Twitter has always been silly compared to Facebook, Instagram, and other social media. Simply because Twitter could never become mainstream, it’s specific enough.
Seriously, it’s not like we’re comparing Instagram to Reddit. Or Reddit and Facebook. Everyone understands that’s stupid. Reddit takes too much effort to be in. So does Twitter.
Unlike Facebook or Instagram, where you must create a profile, follow, and occasionally stop by to flip through your photo feed, Twitter requires participation. At the very least, you have to find what you want to read. But usually, you’re here to leave comments and post your staff.
So Twitter’s audience is a pretty special audience that spends quite a bit on the site/app.
Of course, Threads’ launch wasn’t a cold launch; it already has an Instagram audience. But what does that mean in the context of a standoff with Twitter? Exactly nothing. It’s just that those who were actively using Instagram will now be able to write threads as well.
The numbers could be 10 million, 100 million, or a billion. In the context of the confrontation with Twitter, this means exactly nothing.
Maybe some of those who actively used Instagram but kept Twitter for microblogging will switch to Threads, but in the end, it will not be decisive for Twitter.

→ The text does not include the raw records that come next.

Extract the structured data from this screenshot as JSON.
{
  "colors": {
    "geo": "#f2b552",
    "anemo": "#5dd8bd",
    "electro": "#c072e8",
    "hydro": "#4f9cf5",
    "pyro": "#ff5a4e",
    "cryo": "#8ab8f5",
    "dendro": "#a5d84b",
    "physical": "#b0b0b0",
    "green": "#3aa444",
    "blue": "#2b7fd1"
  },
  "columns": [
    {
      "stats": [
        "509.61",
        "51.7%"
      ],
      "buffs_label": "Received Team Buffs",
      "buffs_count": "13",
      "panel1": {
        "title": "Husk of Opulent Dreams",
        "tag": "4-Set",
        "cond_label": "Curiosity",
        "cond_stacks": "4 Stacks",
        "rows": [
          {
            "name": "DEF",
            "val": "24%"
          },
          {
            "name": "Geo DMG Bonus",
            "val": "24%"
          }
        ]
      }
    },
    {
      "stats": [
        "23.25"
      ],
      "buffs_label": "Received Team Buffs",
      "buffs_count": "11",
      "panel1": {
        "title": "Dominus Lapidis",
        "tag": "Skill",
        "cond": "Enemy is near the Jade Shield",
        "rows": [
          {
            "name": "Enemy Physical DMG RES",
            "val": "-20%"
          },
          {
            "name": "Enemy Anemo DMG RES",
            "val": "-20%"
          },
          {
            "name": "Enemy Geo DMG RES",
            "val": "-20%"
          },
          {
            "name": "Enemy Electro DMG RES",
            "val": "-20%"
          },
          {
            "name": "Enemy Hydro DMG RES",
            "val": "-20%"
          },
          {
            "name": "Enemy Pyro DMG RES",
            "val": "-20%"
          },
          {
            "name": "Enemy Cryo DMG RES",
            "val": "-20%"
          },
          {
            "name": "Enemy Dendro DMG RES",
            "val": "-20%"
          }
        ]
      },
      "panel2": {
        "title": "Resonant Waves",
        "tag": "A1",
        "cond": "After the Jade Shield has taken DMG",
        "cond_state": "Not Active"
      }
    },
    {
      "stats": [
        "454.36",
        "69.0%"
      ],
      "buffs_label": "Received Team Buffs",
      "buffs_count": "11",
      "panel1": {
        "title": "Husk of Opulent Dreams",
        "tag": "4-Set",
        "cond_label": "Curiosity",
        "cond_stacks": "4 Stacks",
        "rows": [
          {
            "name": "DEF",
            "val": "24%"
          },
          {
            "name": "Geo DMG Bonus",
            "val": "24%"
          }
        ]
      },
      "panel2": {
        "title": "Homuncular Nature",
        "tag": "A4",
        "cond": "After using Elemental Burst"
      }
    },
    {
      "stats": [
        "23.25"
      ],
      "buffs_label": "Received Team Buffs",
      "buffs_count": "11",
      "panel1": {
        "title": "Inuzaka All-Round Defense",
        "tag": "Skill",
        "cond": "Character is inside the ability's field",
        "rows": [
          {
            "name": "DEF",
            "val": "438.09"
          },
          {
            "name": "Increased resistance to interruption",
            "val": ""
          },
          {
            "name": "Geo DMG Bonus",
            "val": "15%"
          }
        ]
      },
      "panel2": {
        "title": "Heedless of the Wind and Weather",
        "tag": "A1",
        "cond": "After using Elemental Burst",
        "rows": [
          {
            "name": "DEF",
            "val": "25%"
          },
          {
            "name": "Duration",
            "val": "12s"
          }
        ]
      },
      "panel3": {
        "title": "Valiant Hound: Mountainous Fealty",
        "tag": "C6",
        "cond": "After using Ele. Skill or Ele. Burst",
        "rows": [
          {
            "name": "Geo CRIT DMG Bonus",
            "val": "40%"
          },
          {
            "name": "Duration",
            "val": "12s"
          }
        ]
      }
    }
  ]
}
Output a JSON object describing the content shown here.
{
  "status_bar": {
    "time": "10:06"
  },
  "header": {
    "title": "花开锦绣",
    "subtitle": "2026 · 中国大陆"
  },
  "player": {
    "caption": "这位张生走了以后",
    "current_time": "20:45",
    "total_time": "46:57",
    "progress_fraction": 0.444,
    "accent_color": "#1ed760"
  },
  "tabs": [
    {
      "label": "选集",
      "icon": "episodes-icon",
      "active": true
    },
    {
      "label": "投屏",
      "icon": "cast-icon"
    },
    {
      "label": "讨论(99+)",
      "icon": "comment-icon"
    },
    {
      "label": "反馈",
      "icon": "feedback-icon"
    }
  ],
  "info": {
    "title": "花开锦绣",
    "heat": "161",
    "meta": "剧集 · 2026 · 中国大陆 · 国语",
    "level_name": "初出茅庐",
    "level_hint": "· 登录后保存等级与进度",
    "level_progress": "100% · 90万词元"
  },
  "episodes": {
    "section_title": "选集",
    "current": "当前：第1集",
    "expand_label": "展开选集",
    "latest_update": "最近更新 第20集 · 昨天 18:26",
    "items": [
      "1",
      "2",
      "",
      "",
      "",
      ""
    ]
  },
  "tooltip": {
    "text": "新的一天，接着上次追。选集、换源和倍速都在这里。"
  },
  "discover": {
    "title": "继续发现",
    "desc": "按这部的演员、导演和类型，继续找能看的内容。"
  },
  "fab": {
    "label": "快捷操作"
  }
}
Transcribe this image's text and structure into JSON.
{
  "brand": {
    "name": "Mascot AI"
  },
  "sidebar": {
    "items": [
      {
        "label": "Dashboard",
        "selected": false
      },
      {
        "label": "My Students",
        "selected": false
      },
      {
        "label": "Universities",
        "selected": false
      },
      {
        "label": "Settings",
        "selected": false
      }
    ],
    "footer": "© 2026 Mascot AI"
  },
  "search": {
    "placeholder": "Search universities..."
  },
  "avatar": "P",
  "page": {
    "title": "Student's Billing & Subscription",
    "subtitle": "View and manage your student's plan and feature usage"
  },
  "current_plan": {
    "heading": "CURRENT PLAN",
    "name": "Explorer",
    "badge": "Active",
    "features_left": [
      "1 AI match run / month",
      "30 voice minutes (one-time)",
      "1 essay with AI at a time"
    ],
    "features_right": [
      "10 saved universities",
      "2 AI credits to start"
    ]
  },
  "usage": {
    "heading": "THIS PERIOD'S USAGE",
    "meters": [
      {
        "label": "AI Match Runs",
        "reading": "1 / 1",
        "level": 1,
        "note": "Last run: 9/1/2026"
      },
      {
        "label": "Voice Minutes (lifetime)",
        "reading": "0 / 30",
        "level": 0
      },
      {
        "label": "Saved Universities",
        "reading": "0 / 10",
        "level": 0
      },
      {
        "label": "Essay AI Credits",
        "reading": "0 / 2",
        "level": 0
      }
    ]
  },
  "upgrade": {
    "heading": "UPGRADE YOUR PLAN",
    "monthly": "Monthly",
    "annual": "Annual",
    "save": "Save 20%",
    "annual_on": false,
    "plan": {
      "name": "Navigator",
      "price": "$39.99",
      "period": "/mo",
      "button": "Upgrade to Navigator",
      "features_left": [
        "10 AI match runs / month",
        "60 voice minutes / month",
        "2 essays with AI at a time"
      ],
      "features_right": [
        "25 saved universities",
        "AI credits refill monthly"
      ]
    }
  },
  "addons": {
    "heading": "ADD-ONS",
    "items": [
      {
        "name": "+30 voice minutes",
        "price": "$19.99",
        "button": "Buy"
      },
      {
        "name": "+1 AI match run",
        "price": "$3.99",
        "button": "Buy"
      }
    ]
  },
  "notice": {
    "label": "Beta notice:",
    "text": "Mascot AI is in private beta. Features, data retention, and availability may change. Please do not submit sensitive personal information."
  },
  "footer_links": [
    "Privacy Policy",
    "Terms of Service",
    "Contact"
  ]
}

What’s more, some of the people who first try text blogging, thanks to Threads, will end up switching to Twitter. And that’s how, unwittingly, Mark Zuckerberg could help Elon Musk.